Items from an interface collection:
————————
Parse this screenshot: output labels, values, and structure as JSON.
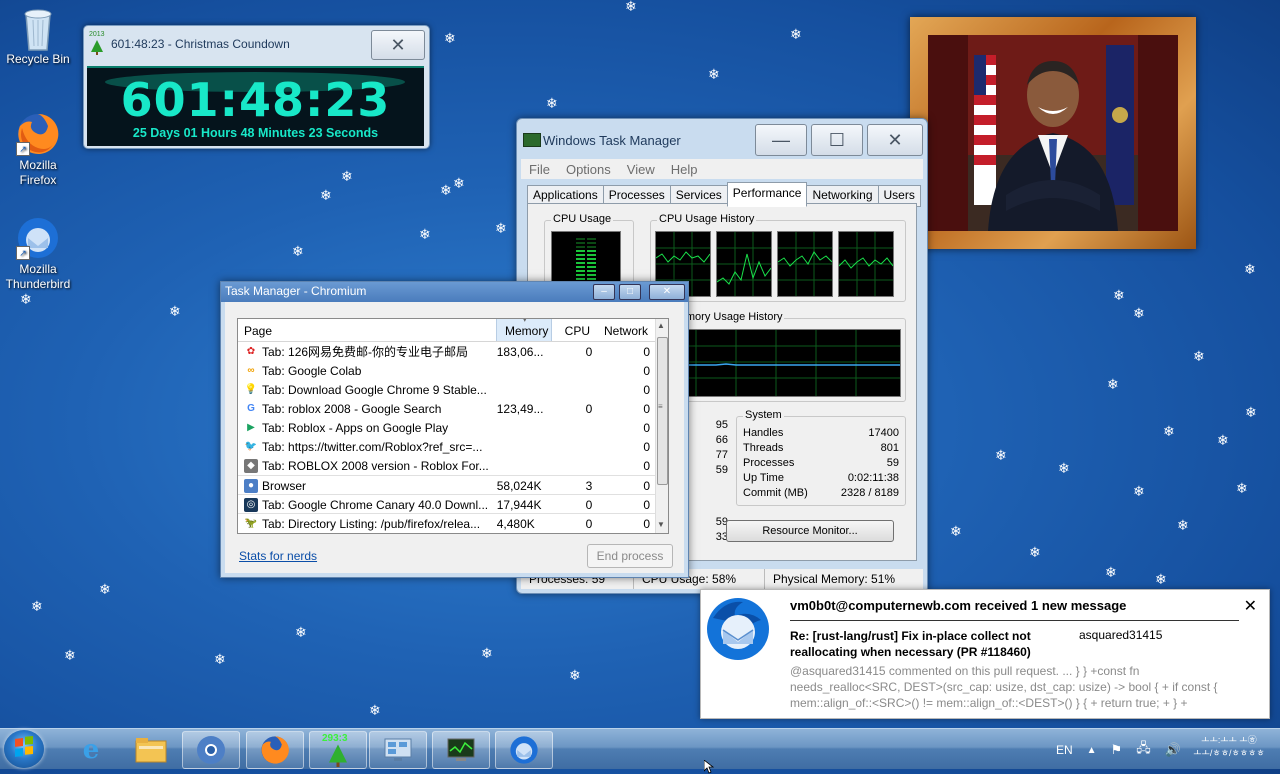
{
  "desktop": {
    "icons": [
      {
        "label": "Recycle Bin",
        "icon": "recycle-bin-icon"
      },
      {
        "label": "Mozilla Firefox",
        "icon": "firefox-icon"
      },
      {
        "label": "Mozilla Thunderbird",
        "icon": "thunderbird-icon"
      }
    ]
  },
  "countdown": {
    "window_title": "601:48:23 - Christmas Coundown",
    "badge": "2013",
    "digits": "601:48:23",
    "subtitle": "25 Days 01 Hours 48 Minutes 23 Seconds"
  },
  "windows_task_manager": {
    "title": "Windows Task Manager",
    "menu": [
      "File",
      "Options",
      "View",
      "Help"
    ],
    "tabs": [
      "Applications",
      "Processes",
      "Services",
      "Performance",
      "Networking",
      "Users"
    ],
    "active_tab": "Performance",
    "cpu_usage_label": "CPU Usage",
    "cpu_history_label": "CPU Usage History",
    "memory_history_label": "al Memory Usage History",
    "left_partial_numbers": [
      "95",
      "66",
      "77",
      "59",
      "59",
      "33"
    ],
    "system": {
      "label": "System",
      "rows": [
        {
          "key": "Handles",
          "value": "17400"
        },
        {
          "key": "Threads",
          "value": "801"
        },
        {
          "key": "Processes",
          "value": "59"
        },
        {
          "key": "Up Time",
          "value": "0:02:11:38"
        },
        {
          "key": "Commit (MB)",
          "value": "2328 / 8189"
        }
      ]
    },
    "resource_monitor_button": "Resource Monitor...",
    "status": {
      "processes": "Processes: 59",
      "cpu": "CPU Usage: 58%",
      "memory": "Physical Memory: 51%"
    }
  },
  "chromium_task_manager": {
    "title": "Task Manager - Chromium",
    "columns": {
      "page": "Page",
      "memory": "Memory",
      "cpu": "CPU",
      "network": "Network"
    },
    "rows": [
      {
        "icon": "126-mail-icon",
        "page": "Tab: 126网易免费邮-你的专业电子邮局",
        "memory": "183,06...",
        "cpu": "0",
        "network": "0"
      },
      {
        "icon": "colab-icon",
        "page": "Tab: Google Colab",
        "memory": "",
        "cpu": "",
        "network": "0"
      },
      {
        "icon": "lightbulb-icon",
        "page": "Tab: Download Google Chrome 9 Stable...",
        "memory": "",
        "cpu": "",
        "network": "0"
      },
      {
        "icon": "google-icon",
        "page": "Tab: roblox 2008 - Google Search",
        "memory": "123,49...",
        "cpu": "0",
        "network": "0"
      },
      {
        "icon": "google-play-icon",
        "page": "Tab: Roblox - Apps on Google Play",
        "memory": "",
        "cpu": "",
        "network": "0"
      },
      {
        "icon": "twitter-icon",
        "page": "Tab: https://twitter.com/Roblox?ref_src=...",
        "memory": "",
        "cpu": "",
        "network": "0"
      },
      {
        "icon": "roblox-icon",
        "page": "Tab: ROBLOX 2008 version - Roblox For...",
        "memory": "",
        "cpu": "",
        "network": "0"
      },
      {
        "icon": "chromium-icon",
        "page": "Browser",
        "memory": "58,024K",
        "cpu": "3",
        "network": "0"
      },
      {
        "icon": "chrome-canary-icon",
        "page": "Tab: Google Chrome Canary 40.0 Downl...",
        "memory": "17,944K",
        "cpu": "0",
        "network": "0"
      },
      {
        "icon": "firefox-dino-icon",
        "page": "Tab: Directory Listing: /pub/firefox/relea...",
        "memory": "4,480K",
        "cpu": "0",
        "network": "0"
      }
    ],
    "stats_link": "Stats for nerds",
    "end_process": "End process"
  },
  "notification": {
    "title": "vm0b0t@computernewb.com received 1 new message",
    "subject": "Re: [rust-lang/rust] Fix in-place collect not reallocating when necessary (PR #118460)",
    "sender": "asquared31415",
    "preview": "@asquared31415 commented on this pull request. ... } } +const fn needs_realloc<SRC, DEST>(src_cap: usize, dst_cap: usize) -> bool { + if const { mem::align_of::<SRC>() != mem::align_of::<DEST>() } { + return true; + } +"
  },
  "taskbar": {
    "countdown_badge": "293:3",
    "language": "EN",
    "clock_line1": "ㅗㅗ:ㅗㅗ ㅗ㉭",
    "clock_line2": "ㅗㅗ/ㅎㅎ/ㅎㅎㅎㅎ"
  },
  "colors": {
    "desktop": "#1f62b4",
    "countdown_text": "#18e8c8",
    "graph_green": "#19c53a",
    "link": "#0b4ea8"
  }
}
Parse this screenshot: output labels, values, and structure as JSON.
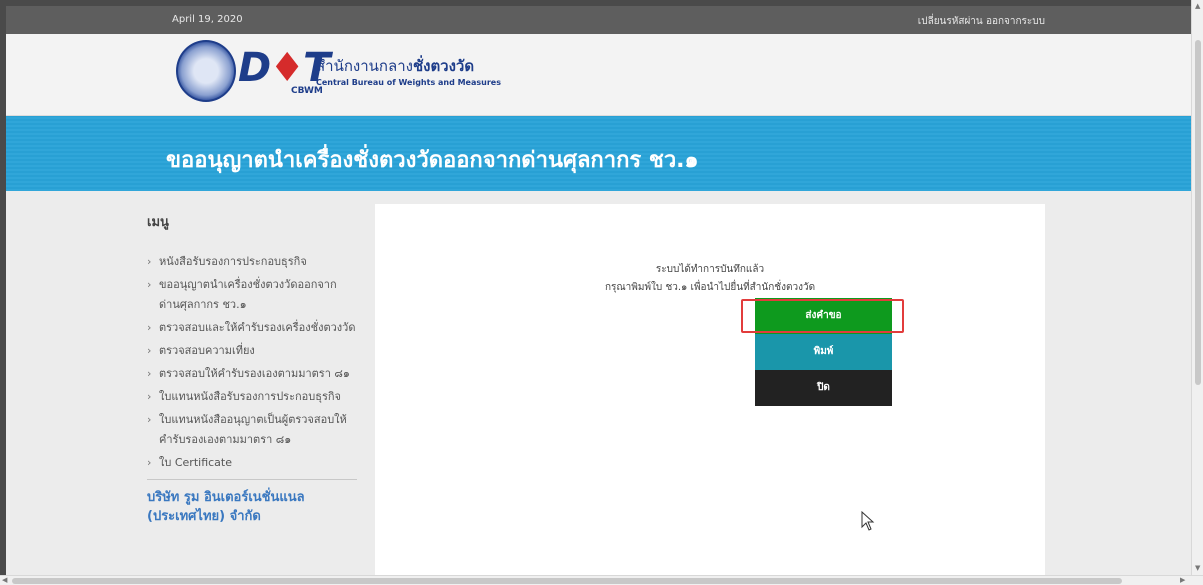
{
  "topbar": {
    "date": "April 19, 2020",
    "change_password": "เปลี่ยนรหัสผ่าน",
    "logout": "ออกจากระบบ"
  },
  "header": {
    "logo_text_1": "D",
    "logo_text_2": "T",
    "logo_sub": "CBWM",
    "org_thai_plain": "สำนักงานกลาง",
    "org_thai_bold": "ชั่งตวงวัด",
    "org_en": "Central Bureau of Weights and Measures"
  },
  "banner": {
    "title": "ขออนุญาตนำเครื่องชั่งตวงวัดออกจากด่านศุลกากร ชว.๑"
  },
  "sidebar": {
    "title": "เมนู",
    "items": [
      {
        "label": "หนังสือรับรองการประกอบธุรกิจ"
      },
      {
        "label": "ขออนุญาตนำเครื่องชั่งตวงวัดออกจากด่านศุลกากร ชว.๑"
      },
      {
        "label": "ตรวจสอบและให้คำรับรองเครื่องชั่งตวงวัด"
      },
      {
        "label": "ตรวจสอบความเที่ยง"
      },
      {
        "label": "ตรวจสอบให้คำรับรองเองตามมาตรา ๘๑"
      },
      {
        "label": "ใบแทนหนังสือรับรองการประกอบธุรกิจ"
      },
      {
        "label": "ใบแทนหนังสืออนุญาตเป็นผู้ตรวจสอบให้คำรับรองเองตามมาตรา ๘๑"
      },
      {
        "label": "ใบ Certificate"
      }
    ],
    "company": "บริษัท รูม อินเตอร์เนชั่นแนล (ประเทศไทย) จำกัด"
  },
  "main": {
    "message_1": "ระบบได้ทำการบันทึกแล้ว",
    "message_2": "กรุณาพิมพ์ใบ ชว.๑ เพื่อนำไปยื่นที่สำนักชั่งตวงวัด",
    "submit_label": "ส่งคำขอ",
    "print_label": "พิมพ์",
    "close_label": "ปิด"
  },
  "icons": {
    "chevron": "›",
    "cursor": "pointer-arrow-icon"
  },
  "colors": {
    "banner": "#29a3d8",
    "submit": "#0e9a1e",
    "print": "#1a96aa",
    "close": "#222222",
    "highlight": "#e23c3c"
  }
}
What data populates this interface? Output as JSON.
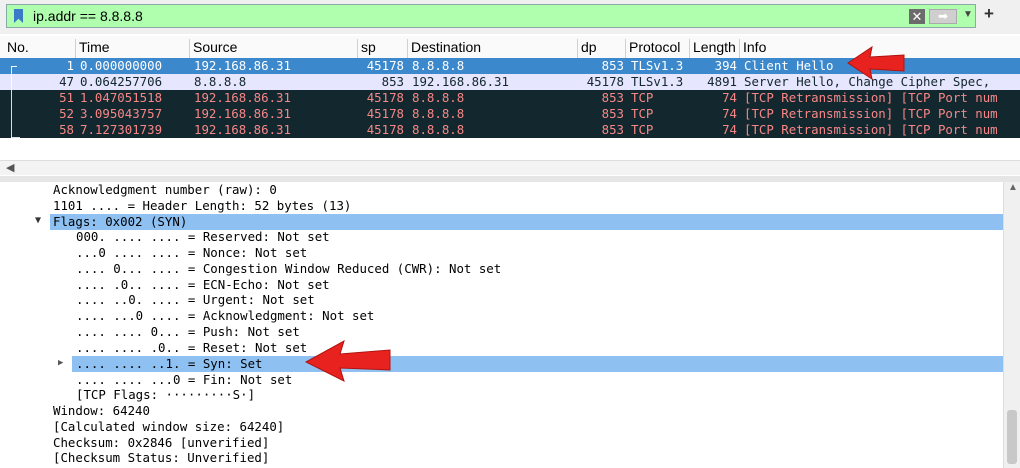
{
  "filter": {
    "value": "ip.addr == 8.8.8.8",
    "clear_icon": "x-icon",
    "apply_icon": "arrow-right-icon",
    "dropdown_icon": "chevron-down-icon",
    "add_label": "+"
  },
  "columns": [
    "No.",
    "Time",
    "Source",
    "sp",
    "Destination",
    "dp",
    "Protocol",
    "Length",
    "Info"
  ],
  "packets": [
    {
      "no": "1",
      "time": "0.000000000",
      "src": "192.168.86.31",
      "sp": "45178",
      "dst": "8.8.8.8",
      "dp": "853",
      "proto": "TLSv1.3",
      "len": "394",
      "info": "Client Hello",
      "style": "selected"
    },
    {
      "no": "47",
      "time": "0.064257706",
      "src": "8.8.8.8",
      "sp": "853",
      "dst": "192.168.86.31",
      "dp": "45178",
      "proto": "TLSv1.3",
      "len": "4891",
      "info": "Server Hello, Change Cipher Spec,",
      "style": "tls"
    },
    {
      "no": "51",
      "time": "1.047051518",
      "src": "192.168.86.31",
      "sp": "45178",
      "dst": "8.8.8.8",
      "dp": "853",
      "proto": "TCP",
      "len": "74",
      "info": "[TCP Retransmission] [TCP Port num",
      "style": "bad"
    },
    {
      "no": "52",
      "time": "3.095043757",
      "src": "192.168.86.31",
      "sp": "45178",
      "dst": "8.8.8.8",
      "dp": "853",
      "proto": "TCP",
      "len": "74",
      "info": "[TCP Retransmission] [TCP Port num",
      "style": "bad"
    },
    {
      "no": "58",
      "time": "7.127301739",
      "src": "192.168.86.31",
      "sp": "45178",
      "dst": "8.8.8.8",
      "dp": "853",
      "proto": "TCP",
      "len": "74",
      "info": "[TCP Retransmission] [TCP Port num",
      "style": "bad"
    }
  ],
  "details": [
    {
      "text": "Acknowledgment number (raw): 0",
      "indent": 1
    },
    {
      "text": "1101 .... = Header Length: 52 bytes (13)",
      "indent": 1
    },
    {
      "text": "Flags: 0x002 (SYN)",
      "indent": 1,
      "expanded": true,
      "highlight": true
    },
    {
      "text": "000. .... .... = Reserved: Not set",
      "indent": 2
    },
    {
      "text": "...0 .... .... = Nonce: Not set",
      "indent": 2
    },
    {
      "text": ".... 0... .... = Congestion Window Reduced (CWR): Not set",
      "indent": 2
    },
    {
      "text": ".... .0.. .... = ECN-Echo: Not set",
      "indent": 2
    },
    {
      "text": ".... ..0. .... = Urgent: Not set",
      "indent": 2
    },
    {
      "text": ".... ...0 .... = Acknowledgment: Not set",
      "indent": 2
    },
    {
      "text": ".... .... 0... = Push: Not set",
      "indent": 2
    },
    {
      "text": ".... .... .0.. = Reset: Not set",
      "indent": 2
    },
    {
      "text": ".... .... ..1. = Syn: Set",
      "indent": 2,
      "collapsed": true,
      "highlight": true
    },
    {
      "text": ".... .... ...0 = Fin: Not set",
      "indent": 2
    },
    {
      "text": "[TCP Flags: ·········S·]",
      "indent": 2
    },
    {
      "text": "Window: 64240",
      "indent": 1
    },
    {
      "text": "[Calculated window size: 64240]",
      "indent": 1
    },
    {
      "text": "Checksum: 0x2846 [unverified]",
      "indent": 1
    },
    {
      "text": "[Checksum Status: Unverified]",
      "indent": 1
    }
  ],
  "annotations": {
    "arrow_color": "#e8231f",
    "arrow_icon": "red-arrow-left-icon"
  },
  "colors": {
    "selected": "#3c88cc",
    "tls": "#e7e6ff",
    "bad": "#12272e",
    "bad_text": "#f78787",
    "filter_bg": "#afffaf",
    "detail_highlight": "#8ec1f1"
  }
}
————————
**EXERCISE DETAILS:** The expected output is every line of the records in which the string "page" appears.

**ANSWER BOX:**
      "page": "Page",
        "page": "Tab: 126网易免费邮-你的专业电子邮局",
        "page": "Tab: Google Colab",
        "page": "Tab: Download Google Chrome 9 Stable...",
        "page": "Tab: roblox 2008 - Google Search",
        "page": "Tab: Roblox - Apps on Google Play",
        "page": "Tab: https://twitter.com/Roblox?ref_src=...",
        "page": "Tab: ROBLOX 2008 version - Roblox For...",
        "page": "Browser",
        "page": "Tab: Google Chrome Canary 40.0 Downl...",
        "page": "Tab: Directory Listing: /pub/firefox/relea...",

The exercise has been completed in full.